Revenue Based Financing
Revenue based financing is a type of financing that allows businesses access to working capital through a pre-purchase of future revenue. Essentially, a financing partner or lender will provide you with a lump sum of cash based on expected future sales. You “sell” this future revenue at a discounted rate to get money to run your business today. This is a short-term type of financing with terms averaging around 6-12 months. Payments are typically made daily, though some lenders allow for weekly or monthly payments and payment amounts are based on a pre-determined percentage of that day’s revenue. This percentage is fixed, so if you make less in sales on any given day, your payment to your lender will be less that day. If you make more sales, your daily payment is larger.
Equipment Financing & Leasing
If you’re looking for financing to add or upgrade business equipment, equipment financing or leasing may be the way to go. Depending on the lender you choose, you may be able to finance 100% of the cost of the equipment and the asset that you are purchasing typically acts as collateral.
Business Line of Credit
A line of credit is one of the most flexible forms of financing available to small business owners. This revolving form of financing allows you to draw on funds when needed and you only pay interest on the amount you use. Businesses can draw and repay multiple times throughout the term of the line. Lines of credit tend to suit the veteran business owner either looking to keep more working capital on hand during slow seasons or those who are expecting a repeating and predictable expense that would make too large of a dent in available cash flow.
Where Else Can Veteran Business Owners find Money to Grow?
If formal financing arrangements aren’t in the cards for you right now, there are still several great ways for veteran small business owners to connect with the capital they need.
Grants for Veteran-owned Businesses
There is a robust collection of organizations that offer grants specifically for veteran business owners.

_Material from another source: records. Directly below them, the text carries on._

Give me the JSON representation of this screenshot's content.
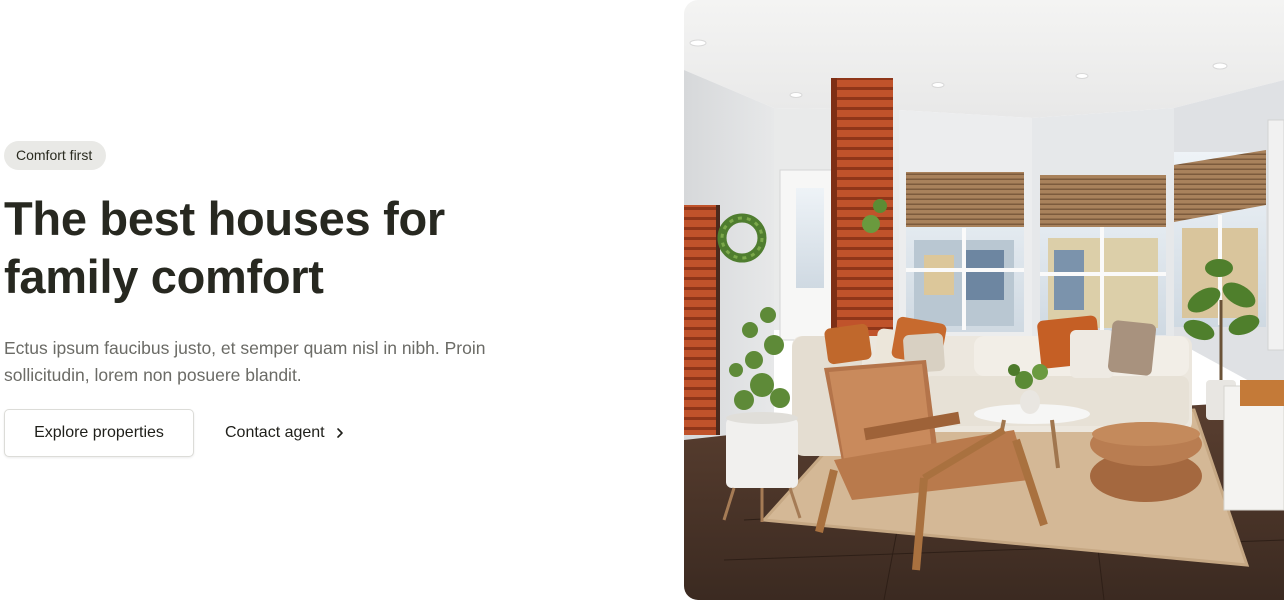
{
  "hero": {
    "badge": "Comfort first",
    "title_line1": "The best houses for",
    "title_line2": "family comfort",
    "description_line1": "Ectus ipsum faucibus justo, et semper quam nisl in nibh. Proin",
    "description_line2": "sollicitudin, lorem non posuere blandit.",
    "primary_button": "Explore properties",
    "secondary_button": "Contact agent"
  },
  "colors": {
    "heading": "#272820",
    "body_text": "#6b6b66",
    "badge_bg": "#e9e9e6",
    "accent_wood": "#c0532b"
  },
  "icons": {
    "secondary_button_icon": "chevron-right-icon"
  }
}
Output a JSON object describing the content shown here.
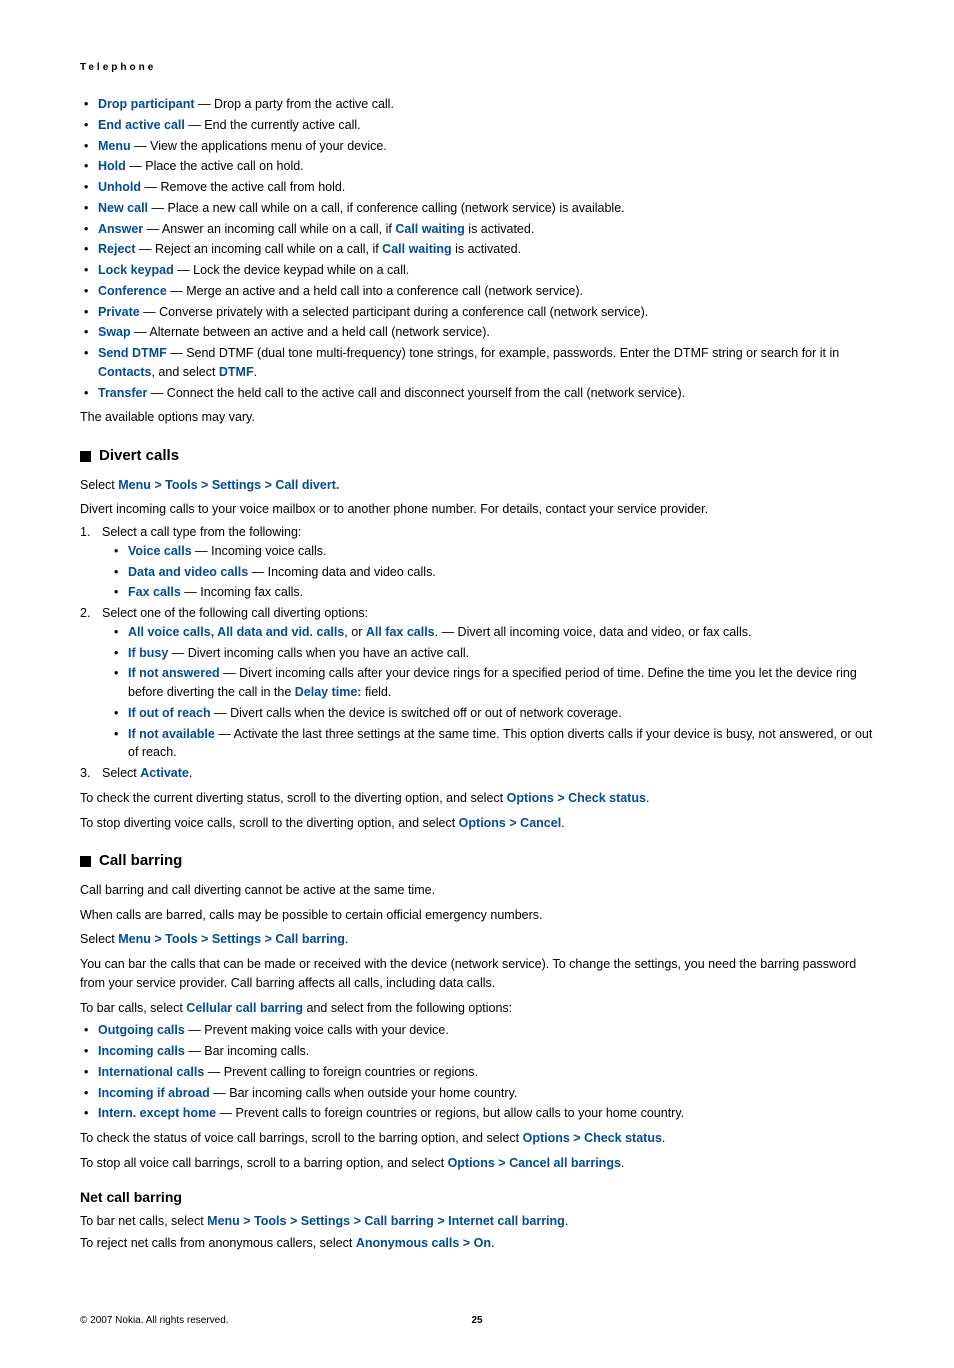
{
  "header": "Telephone",
  "topOptions": [
    {
      "label": "Drop participant",
      "desc": " — Drop a party from the active call."
    },
    {
      "label": "End active call",
      "desc": " — End the currently active call."
    },
    {
      "label": "Menu",
      "desc": " — View the applications menu of your device."
    },
    {
      "label": "Hold",
      "desc": " — Place the active call on hold."
    },
    {
      "label": "Unhold",
      "desc": " — Remove the active call from hold."
    },
    {
      "label": "New call",
      "desc": " — Place a new call while on a call, if conference calling (network service) is available."
    },
    {
      "label": "Answer",
      "descPre": " — Answer an incoming call while on a call, if ",
      "mid": "Call waiting",
      "descPost": " is activated."
    },
    {
      "label": "Reject",
      "descPre": " — Reject an incoming call while on a call, if ",
      "mid": "Call waiting",
      "descPost": " is activated."
    },
    {
      "label": "Lock keypad",
      "desc": " — Lock the device keypad while on a call."
    },
    {
      "label": "Conference",
      "desc": " — Merge an active and a held call into a conference call (network service)."
    },
    {
      "label": "Private",
      "desc": " — Converse privately with a selected participant during a conference call (network service)."
    },
    {
      "label": "Swap",
      "desc": " — Alternate between an active and a held call (network service)."
    },
    {
      "label": "Send DTMF",
      "descPre": " — Send DTMF (dual tone multi-frequency) tone strings, for example, passwords. Enter the DTMF string or search for it in ",
      "mid": "Contacts",
      "descMid2": ", and select ",
      "mid2": "DTMF",
      "descPost": "."
    },
    {
      "label": "Transfer",
      "desc": " — Connect the held call to the active call and disconnect yourself from the call (network service)."
    }
  ],
  "topTail": "The available options may vary.",
  "divert": {
    "heading": "Divert calls",
    "selectPrefix": "Select ",
    "path": [
      "Menu",
      "Tools",
      "Settings",
      "Call divert"
    ],
    "pathTail": ".",
    "intro": "Divert incoming calls to your voice mailbox or to another phone number. For details, contact your service provider.",
    "step1": "Select a call type from the following:",
    "callTypes": [
      {
        "label": "Voice calls",
        "desc": " — Incoming voice calls."
      },
      {
        "label": "Data and video calls",
        "desc": " — Incoming data and video calls."
      },
      {
        "label": "Fax calls",
        "desc": " — Incoming fax calls."
      }
    ],
    "step2": "Select one of the following call diverting options:",
    "divertOpts": {
      "allPre": "",
      "all1": "All voice calls",
      "allSep1": ", ",
      "all2": "All data and vid. calls",
      "allSep2": ", or ",
      "all3": "All fax calls",
      "allTail": ". — Divert all incoming voice, data and video, or fax calls.",
      "busy": {
        "label": "If busy",
        "desc": " — Divert incoming calls when you have an active call."
      },
      "notAns": {
        "label": "If not answered",
        "descPre": " — Divert incoming calls after your device rings for a specified period of time. Define the time you let the device ring before diverting the call in the ",
        "mid": "Delay time:",
        "descPost": " field."
      },
      "outReach": {
        "label": "If out of reach",
        "desc": " — Divert calls when the device is switched off or out of network coverage."
      },
      "notAvail": {
        "label": "If not available",
        "desc": " — Activate the last three settings at the same time. This option diverts calls if your device is busy, not answered, or out of reach."
      }
    },
    "step3Pre": "Select ",
    "step3Label": "Activate",
    "step3Post": ".",
    "checkPre": "To check the current diverting status, scroll to the diverting option, and select ",
    "checkOpt": "Options",
    "checkStatus": "Check status",
    "checkPost": ".",
    "stopPre": "To stop diverting voice calls, scroll to the diverting option, and select ",
    "stopOpt": "Options",
    "stopCancel": "Cancel",
    "stopPost": "."
  },
  "barring": {
    "heading": "Call barring",
    "line1": "Call barring and call diverting cannot be active at the same time.",
    "line2": "When calls are barred, calls may be possible to certain official emergency numbers.",
    "selectPrefix": "Select ",
    "path": [
      "Menu",
      "Tools",
      "Settings",
      "Call barring"
    ],
    "pathTail": ".",
    "para": "You can bar the calls that can be made or received with the device (network service). To change the settings, you need the barring password from your service provider. Call barring affects all calls, including data calls.",
    "toBarPre": "To bar calls, select ",
    "cellular": "Cellular call barring",
    "toBarPost": " and select from the following options:",
    "opts": [
      {
        "label": "Outgoing calls",
        "desc": " — Prevent making voice calls with your device."
      },
      {
        "label": "Incoming calls",
        "desc": " — Bar incoming calls."
      },
      {
        "label": "International calls",
        "desc": " — Prevent calling to foreign countries or regions."
      },
      {
        "label": "Incoming if abroad",
        "desc": " — Bar incoming calls when outside your home country."
      },
      {
        "label": "Intern. except home",
        "desc": " — Prevent calls to foreign countries or regions, but allow calls to your home country."
      }
    ],
    "checkPre": "To check the status of voice call barrings, scroll to the barring option, and select ",
    "checkOpt": "Options",
    "checkStatus": "Check status",
    "checkPost": ".",
    "stopPre": "To stop all voice call barrings, scroll to a barring option, and select ",
    "stopOpt": "Options",
    "stopCancel": "Cancel all barrings",
    "stopPost": "."
  },
  "net": {
    "heading": "Net call barring",
    "barPre": "To bar net calls, select ",
    "path": [
      "Menu",
      "Tools",
      "Settings",
      "Call barring",
      "Internet call barring"
    ],
    "barPost": ".",
    "rejectPre": "To reject net calls from anonymous callers, select ",
    "anon": "Anonymous calls",
    "on": "On",
    "rejectPost": "."
  },
  "footer": {
    "copyright": "© 2007 Nokia. All rights reserved.",
    "page": "25"
  },
  "chev": ">"
}
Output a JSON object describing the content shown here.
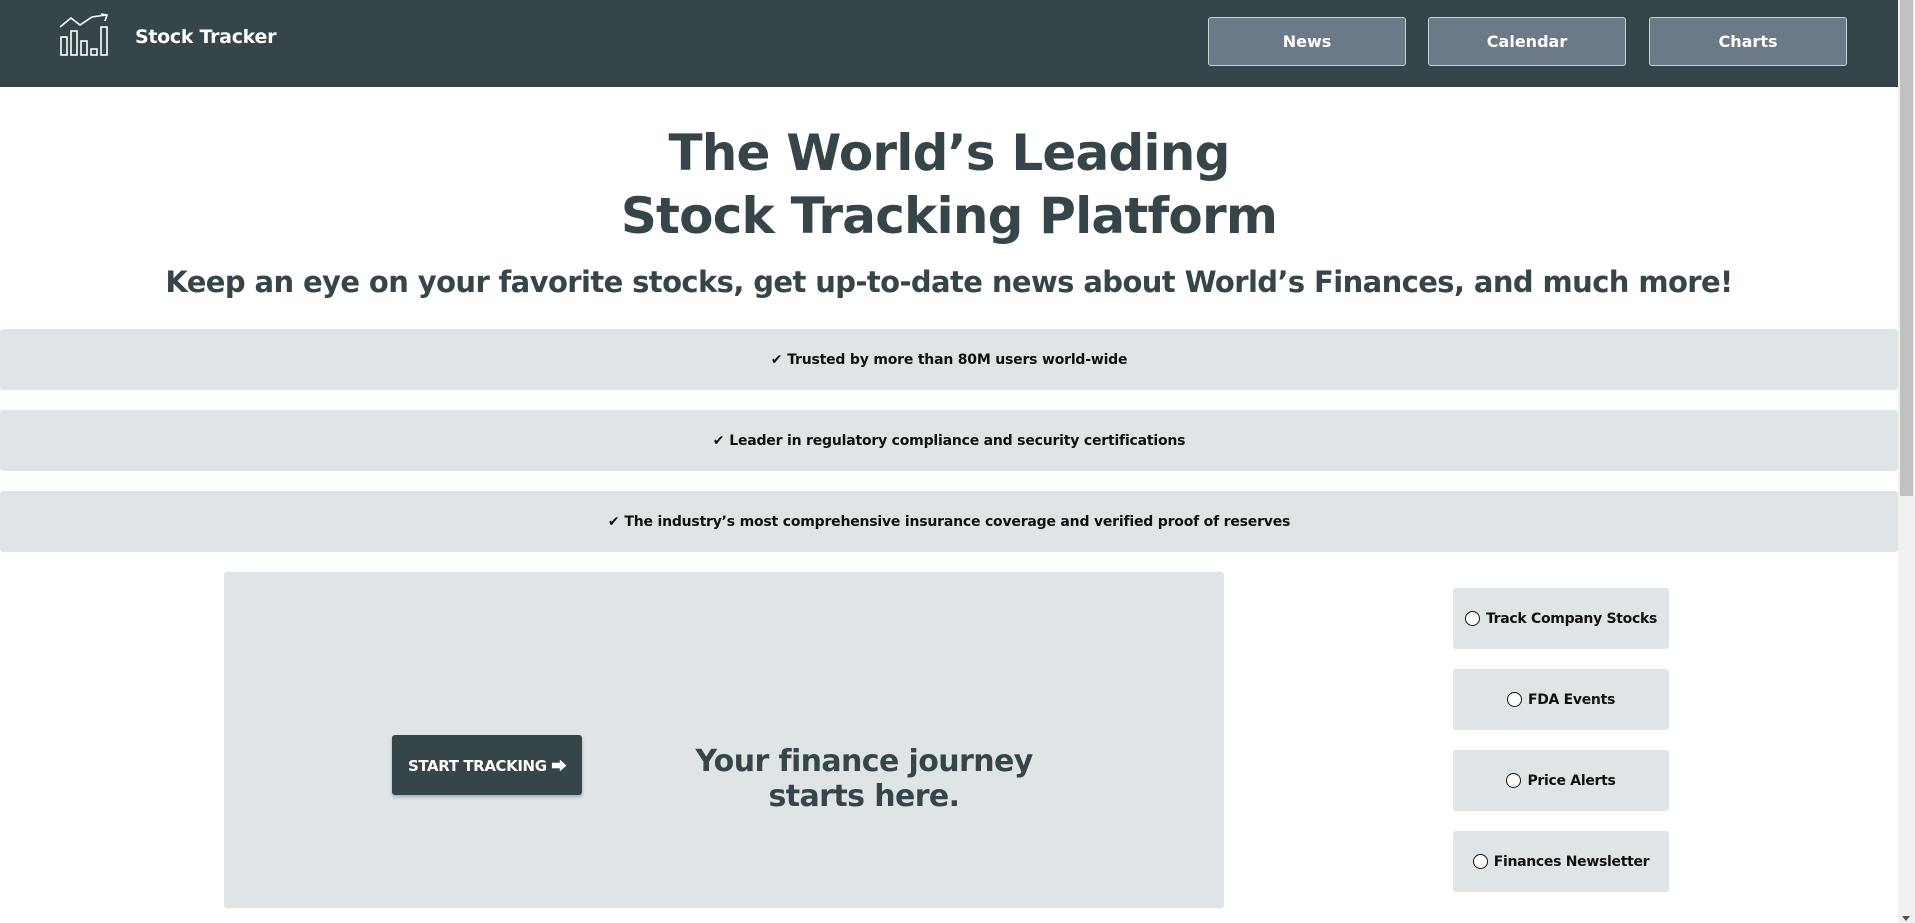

Beyond simply offering grants, several of these organizations offer additional resources for veterans, doubling as mentorship organizations and offering a great community for the veterans who join up. And at that, many also have connections for picking government contracting work or special resources for disabled veterans.
Americans love their troops and any veteran business owner with an interesting business plan or a charismatic screen presence ought to consider bringing their business to crowdfunding. Crowdfunding is a way to raise capital for your business by tapping into your extended network, whether that be family, friends, customers, and/or individual investors. There are two primary forms of crowdfunding – rewards (where you offer something non-money related to those who contribute money) and equity (where you offer equity in your business in exchange for monetary contributions). While the main purpose of crowdfunding is to raise capital, there are additional benefits as well including brand awareness, growing your customer base, and potential partnerships.
Business Credit Cards
A business credit card is a great resource, especially for filling small gaps in your operations or giving yourself a small cushion for your working capital. When choosing a business credit card, however, be certain to weigh as many options as possible as the sign-on deal of your card is likely the most lucrative benefit you can take advantage of.
Before You Apply for a Small Business Loan
Getting a business loan can be a complex and time-consuming process. Each lender and each loan type comes with its own requirements, risks, and rewards so it’s important for you to do extensive research before even applying. From understanding your own business needs to breaking down the total cost of financing for each loan type, there are multiple steps you should take when going through the process of getting a business loan.
Don’t let this deter you, though, as there is a world of veterans’ small business loans and other financing options just some clicks away.